The suit itself soaks up toxins and later “offgasses” them. Studies have confirmed that firefighters’ gear and skin gets coated in higher levels of potentially carcinogenic compounds, such as phthalates—chemicals that are added to plastics to make them soft—as well as arsenic, lead, and mercury.
The extreme heat helps chemicals enter through the skin: With every 5 degrees that body temperature rises, skin absorption rates increase by as much 400%.
The gasses creep in through mouths and noses. As a firefighter at a house fire, you wear a mask connected to a can of compressed air that you carry on your back. Each breath is effortful and makes a faint sucking sound. The mask is unbearably hot and uncomfortable—it feels like swimming goggles encasing your entire face. You sweat, and it slides around. Leaving a burning building, the only thing you want to do is rip it off and gulp fresh air.
That’s also the worst thing you could do. The “overhaul” period—when the fire is mostly out but the embers are still smoldering—is often when a fire is at its most toxic. Some fire departments have begun stationing safety monitors at overhauls to make sure firefighters don’t take off their masks prematurely.
To reduce their cancer risk, firefighters must remove their gear immediately after leaving a fire and take a shower. (Walking around the firehouse in turnout pants—as firefighters are sometimes depicted doing in movies and TV shows—needlessly increases exposure.)
Ideally, the turnout gear would be laundered immediately. But it requires specialized washing machines that are expensive and not widely available.
Marc Bashoor, the fire chief of Prince George's County in Maryland, said a few of his stations have the washing machines, but they break easily and are expensive to repair. He says the county firefighters’ gear gets professionally cleaned once a year, which isn’t nearly enough, according to Shaw.
To further reduce risk, firefighters should have a second set of turnout gear to wear in case there’s a fire while the first set is being cleaned. But that would cost at least an additional $1,500 per firefighter—a sum many pinched municipalities don’t have.
In Boston, where fire officials estimate that members of the force are 2.5 times more likely to get cancer than civilians, Kathy Crosby-Bell, the mother of a fallen firefighter, raised $500,000, in part to equip the city’s firehouses with washers and dryers.
“This major health threat deserves urgent action on all our parts,’’ Crosby-Bell said at a city council hearing last year. “I’m shocked they don’t have something so basic as a washer and dryer for their gear.”
In the meantime, firefighters around the country are educating each other about strategies to prevent cancer despite their departments’ budgetary limitations. Ryan Pennington, a firefighter in Charleston, West Virginia, said he sometimes takes two or three showers after responding to a fire.
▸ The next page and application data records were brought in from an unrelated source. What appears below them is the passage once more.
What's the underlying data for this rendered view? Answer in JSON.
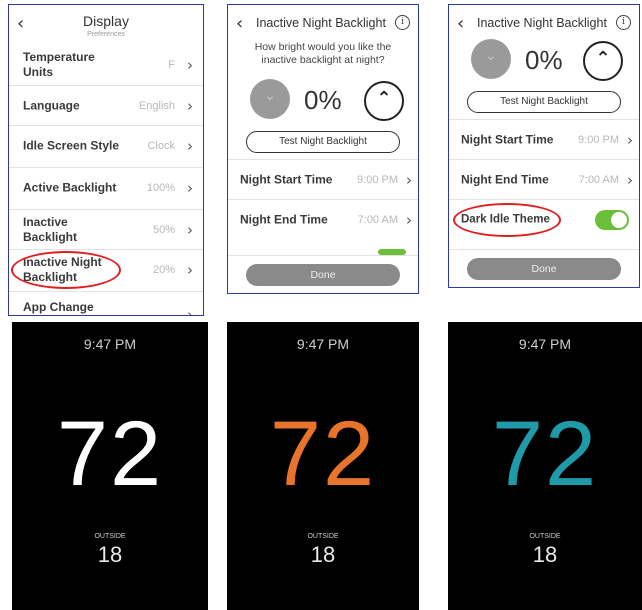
{
  "panel1": {
    "title": "Display",
    "subtitle": "Preferences",
    "back_icon": "chevron-left",
    "items": [
      {
        "label": "Temperature Units",
        "value": "F"
      },
      {
        "label": "Language",
        "value": "English"
      },
      {
        "label": "Idle Screen Style",
        "value": "Clock"
      },
      {
        "label": "Active Backlight",
        "value": "100%"
      },
      {
        "label": "Inactive Backlight",
        "value": "50%"
      },
      {
        "label": "Inactive Night Backlight",
        "value": "20%"
      },
      {
        "label": "App Change",
        "value": ""
      }
    ]
  },
  "panel2": {
    "title": "Inactive Night Backlight",
    "question": "How bright would you like the inactive backlight at night?",
    "percent": "0%",
    "test_button": "Test Night Backlight",
    "rows": [
      {
        "label": "Night Start Time",
        "value": "9:00 PM"
      },
      {
        "label": "Night End Time",
        "value": "7:00 AM"
      }
    ],
    "done": "Done"
  },
  "panel3": {
    "title": "Inactive Night Backlight",
    "percent": "0%",
    "test_button": "Test Night Backlight",
    "rows": [
      {
        "label": "Night Start Time",
        "value": "9:00 PM"
      },
      {
        "label": "Night End Time",
        "value": "7:00 AM"
      }
    ],
    "toggle_label": "Dark Idle Theme",
    "toggle_state": "on",
    "done": "Done"
  },
  "idle_screens": [
    {
      "time": "9:47 PM",
      "temperature": "72",
      "outside_label": "OUTSIDE",
      "outside_value": "18",
      "color": "#ffffff"
    },
    {
      "time": "9:47 PM",
      "temperature": "72",
      "outside_label": "OUTSIDE",
      "outside_value": "18",
      "color": "#e8732a"
    },
    {
      "time": "9:47 PM",
      "temperature": "72",
      "outside_label": "OUTSIDE",
      "outside_value": "18",
      "color": "#1e9aa8"
    }
  ],
  "colors": {
    "accent_green": "#6bbf3a",
    "highlight_red": "#e02020",
    "frame_blue": "#2a3aa8"
  }
}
The tough-guy image of firefighters, their faces smeared with soot, is actually a dangerous one, he says.
“We all think of firefighters as gritty folks with black all over faces,” he said. “But really, we need to be the squeaky clean people who could go into an office.”